PROMISE YOURSELF Optimist Club of Coronado Post Office Box 180251 Coronado, CA 92178-0251 February 7, 2008 Calamities

are of two kinds: misfortunes to ourselves, and good fortune to others. Ambrose Bierce (non-optimist) Meetings at 7AM on Thurs at Coronado Yacht Club

Jim Alley, President Pres.08-09 Leslie Crawford VPs-Irish Flynn & John Bowen Stu Powell, Secretary John Freeman, Treas. USNA ’45 Publishers A group that’s too noble for fear www.sportsfiesta.net

Super Tuesday cleared things up for us didn’t it? The longer that I live the more I lean toward a monarchy. That is more likely than is clearing the country of those who don’t vote like me. Don’t forget to check off that $3 donation on your IRS Form 1040 to give the Presidential class a bit more of your money to flush. But what a wonderful day to start with lox and bagels, capers, cream cheese, and a touch of onion. All this bounty was courtesy of Helen and Jerry Thummel. Jerry had also brought a great big fish, a model of a weir, and a pre-emergent fry counting device. Feed me lox and you can bring anything and talk about anything that you want at a meeting. Jerry was our speaker this morning and he was speaking about the ways of salmon and those who look for them. But more about that later. Jim Cartwright was back from the South Seas and he had a capable team of Jim Rodgers and Jack Davis tending the gillnets at our weir. We had 47 eaters. As noted the food was great, but you had to get in line early if you wanted a fork. Dick Rasmussen was the guest of Bill McClure and he has filled out an application. Recruitment goes on. Judy Kissell sent a thank you note for our donation to the Everyone a Reader Program. Leslie Crawford, who does many good deeds, said that Judy’s program could use a few Optimist readers. I am sure that Leslie could get you in touch with Judy. More thanks came from Christian Esquevin and the Public Library. We donated funds to subscribe to every magazine that a teen ager could want—no, I guess we didn’t get “Playboy”—but just about every other one. Joe Petrucci had the lead on this, so if you want to read “Mad Magazine” you can find it in the teen stacks at the Coronado Public Library and thank Joe. Have you noticed those little signs around town that announce “A Rotarian Works Here”? How about an Optimist version—“An Optimist Slept Here, Sat Here, Golfed Here, Shopped Here, etc.” Give me some suggestions. Your board of directors sponsored Jeff Couture’s golf tournament to benefit the Girls’ Soccer Team. They will meet this week on February 12 at the Presidential Cottage. More money to give away.
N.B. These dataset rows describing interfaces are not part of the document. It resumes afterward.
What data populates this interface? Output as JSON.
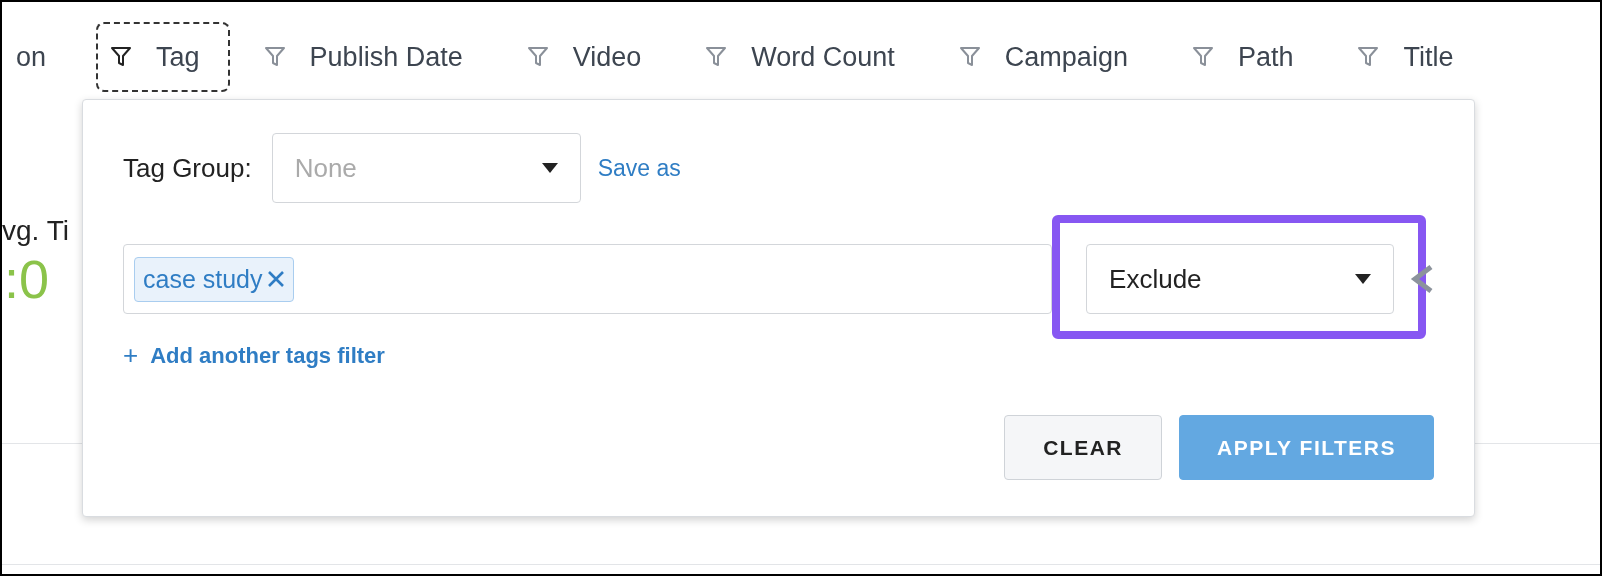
{
  "tabs": [
    {
      "label": "on",
      "kind": "plain",
      "selected": false
    },
    {
      "label": "Tag",
      "kind": "filter",
      "selected": true
    },
    {
      "label": "Publish Date",
      "kind": "filter",
      "selected": false
    },
    {
      "label": "Video",
      "kind": "filter",
      "selected": false
    },
    {
      "label": "Word Count",
      "kind": "filter",
      "selected": false
    },
    {
      "label": "Campaign",
      "kind": "filter",
      "selected": false
    },
    {
      "label": "Path",
      "kind": "filter",
      "selected": false
    },
    {
      "label": "Title",
      "kind": "filter",
      "selected": false
    }
  ],
  "metric": {
    "label": "vg. Ti",
    "value": ":0"
  },
  "popup": {
    "tag_group_label": "Tag Group:",
    "tag_group_select": {
      "placeholder": "None"
    },
    "save_link": "Save as",
    "filters": [
      {
        "tags": [
          "case study"
        ],
        "mode": "Exclude",
        "highlighted": true
      }
    ],
    "add_link": {
      "icon": "+",
      "label": "Add another tags filter"
    },
    "buttons": [
      {
        "label": "CLEAR",
        "kind": "secondary"
      },
      {
        "label": "APPLY FILTERS",
        "kind": "primary"
      }
    ]
  }
}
We sang Happy Birthday twice this morning. It was one of those “can’t keep from singing” mornings. John Freeman and Joan Gillem were the honorees. And we took special note of Jack Chilton’s thirty-second anniversary as an Optimist. Harrison Chilton is the only member of our club to run for Congress as far as I know. The people didn’t choose him, but we did as our president in 1991-92 when he achieved HONOR status. Of course most remember him as the President who raised the dues to $65. Jack was also the only Optimist to be run over by 500 bicyclists during the Sports Fiesta. He was trying to get a special action shot with his Brownie Hawkeye. Thirty-two years! Thank you, Jack, and thanks to Wynn Foster, his sponsor. Jim Alley told us that the Junior Optimists who met last Saturday at Graham Memorial came from all over San Diego. Carla Fargo shepherded them all through the meetings, and everyone had a great time. Thanks, Carla. Jack Couture’s grandkids are his toast of the town. Boys and girls—baseball, lacrosse, soccer, and now water polo. They do it all. Jack is going to go broke singing their praises. Lance Massey’s daughter is a co-owner of Tartine Bistro on First Street. Lance says that the restaurant rating service Zaget has given Tartine high praise, so go on down and eat up. Jerry Thummel has long roots in Alaska starting with ASW aircraft in the Aleutians. He commanded the NAS as Adak, and left children to prosper in the fiftieth state. This morning he gave us a fascinating and thorough look at the salmon fishing industry. If you have ever been on a cruise to Alaska the guides told you all about all the kinds of salmon—Red or sockeye, Pink or hunky, Dog or Chum, Silver or Coho, and King or Chinook. Jerry told us all about the life cycle of those tasty fish starting with the eggs and sperm deposited in the gravel. The story is quite marvelous as the little eggs and fry stay underground or under gravel for 8 months, then hang out 1-2 years at home and then it’s off to sea for 2 to 4 years. Then they go back home to repopulate and die. The management of this resource is crucial. A key was the declaration in 1976 of a economic resource zone of two hundred miles off our shores where other folks can transit but not do any economic activity like fish or drill for oil. The state of Alaska and the local fishing industry takes the management very seriously. As a result the economy booms and the fish flourish. Two hundred thirty million fish were taken last year. That is 1.6 billion pounds of fish. Make mine smoked. Thank you, Jerry, for a great talk and for a great breakfast. Next week we meet on Valentines Day. Special program and so bring your honey. No need to alert anyone that you are bringing a friend or partner. The management has made all preps.